●      Experience with varied teaching methods and/or curricular perspectives.

●      Experience engaging diverse communities in college outreach efforts.

●      Experience working with a diverse student population.

●      Evidence of their community engagement through their: (a) teaching; (b) research service; and/or (c) civic engagement. 


Currently, the Faculty Hiring Handbook states:


This University exists to educate, to conduct research and creative activities, and to perform related services on behalf of the community that supports it. The University of New Mexico has a responsibility to its students and to the citizens of the state to actively recruit and hire the best qualified candidates it can, and to do so in the context of its commitment to affirmative action principles and diversity.”


Campus Studies and Presentations


Nazareth College: "The Scholarship of Engagement" report and article presented by Jed Metzger, Assistant Professor, Social Work; Shirley Szekeres, Dean School of HHS; with consultation from: Marie Watkins, Director CSL.   This is an excellent resource with an approach (taxonomy drawing on Barker, 2004); other institutional examples; and criteria from the National Review Board for the scholarship of engagement.

Nazareth College Scholarship of Engagement Review.pdf


Missouri State University: Faculty Centers for Teaching and Learning and Citizenship and Service-Learning with Sherril Gelmon (Portland State University) and Susan Agre-Kippenhan (Montana State University) developed a presentation called "Engaged Scholarship: Practical Suggestions for Presenting Your Work" 

MSU Engaged Scholarship Practical Suggestions for Presenting Your Work.pdf


Integration into Faculty Recruitment and Hiring

Kristin Norris (IUPUI) and Amanda Wittman (Clark University) suggested more explicit language in faculty hiring and job announcements.
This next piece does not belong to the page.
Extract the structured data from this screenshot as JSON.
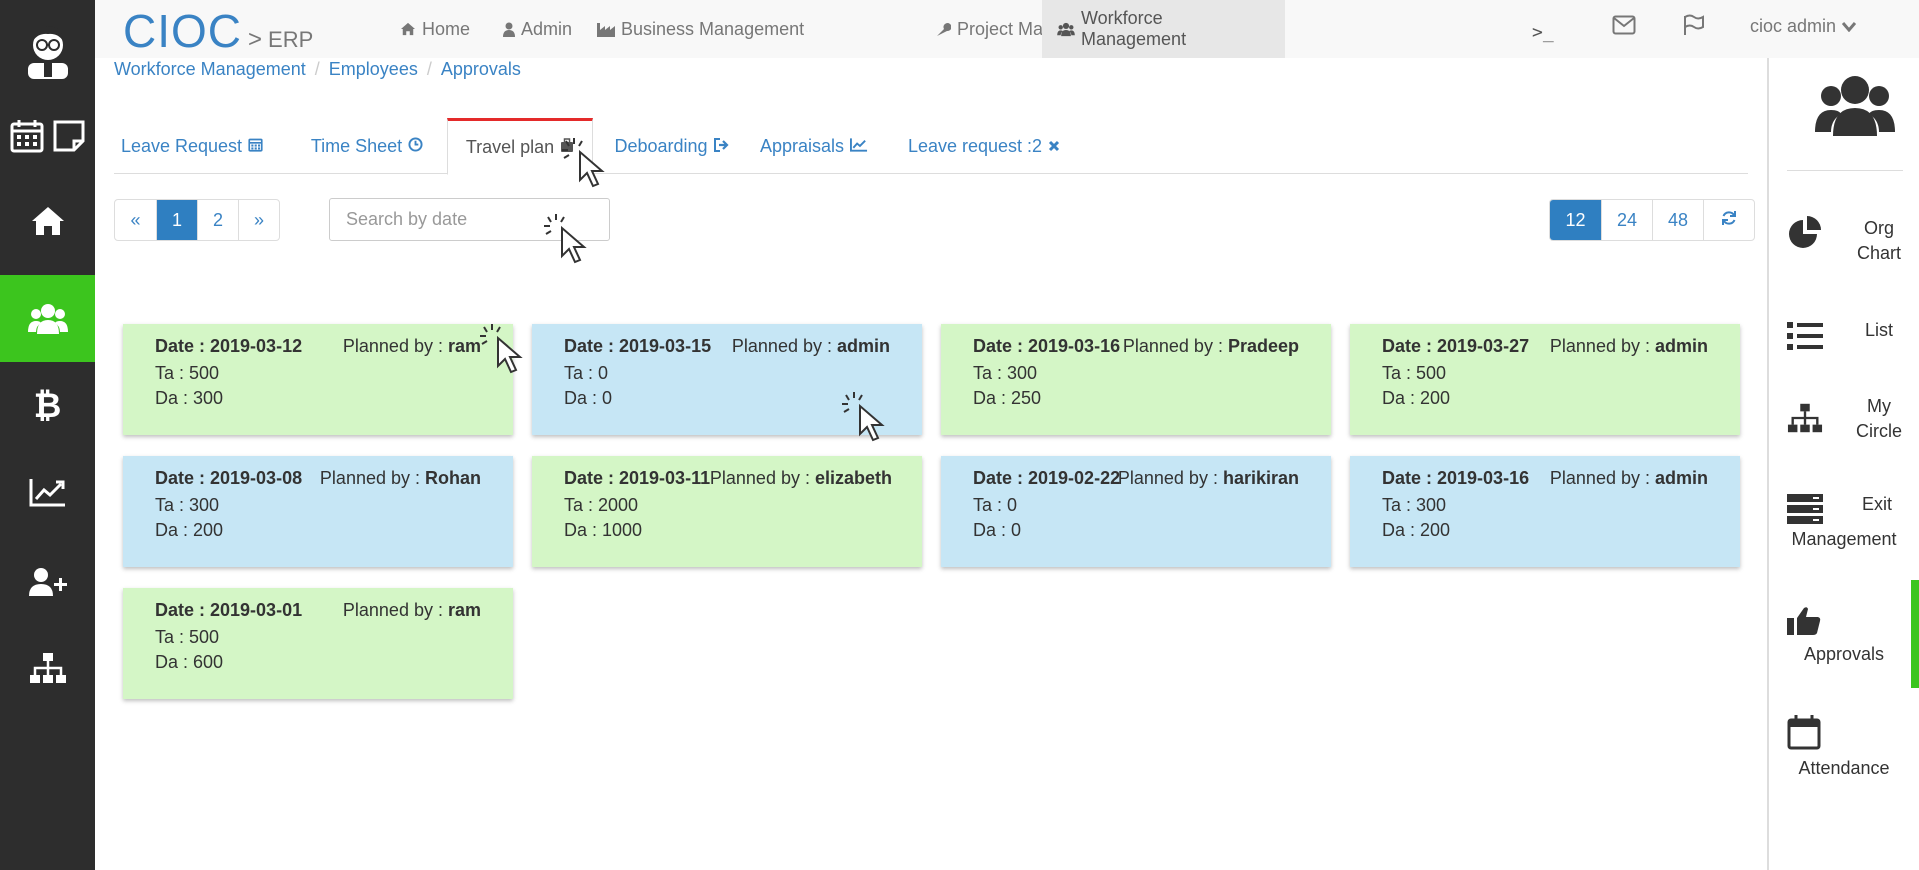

Amanda provided an example of a job posting that is explicit about community-engaged research.  As Kristin mentions, it is upfront and direct about the importance of community-based work to the position.




Major Websites



CCPH: https://ccph.memberclicks.net (or http://depts.washington.edu/ccph/ )

Campus Compact: http://www.compact.org:  See especially: http://www.compact.org/initiatives/trucen/trucen-toolkit/trucen-section-b/?zoom_highlight=tenure 

Scholarship of Engagement: http://www.scholarshipofengagement.org/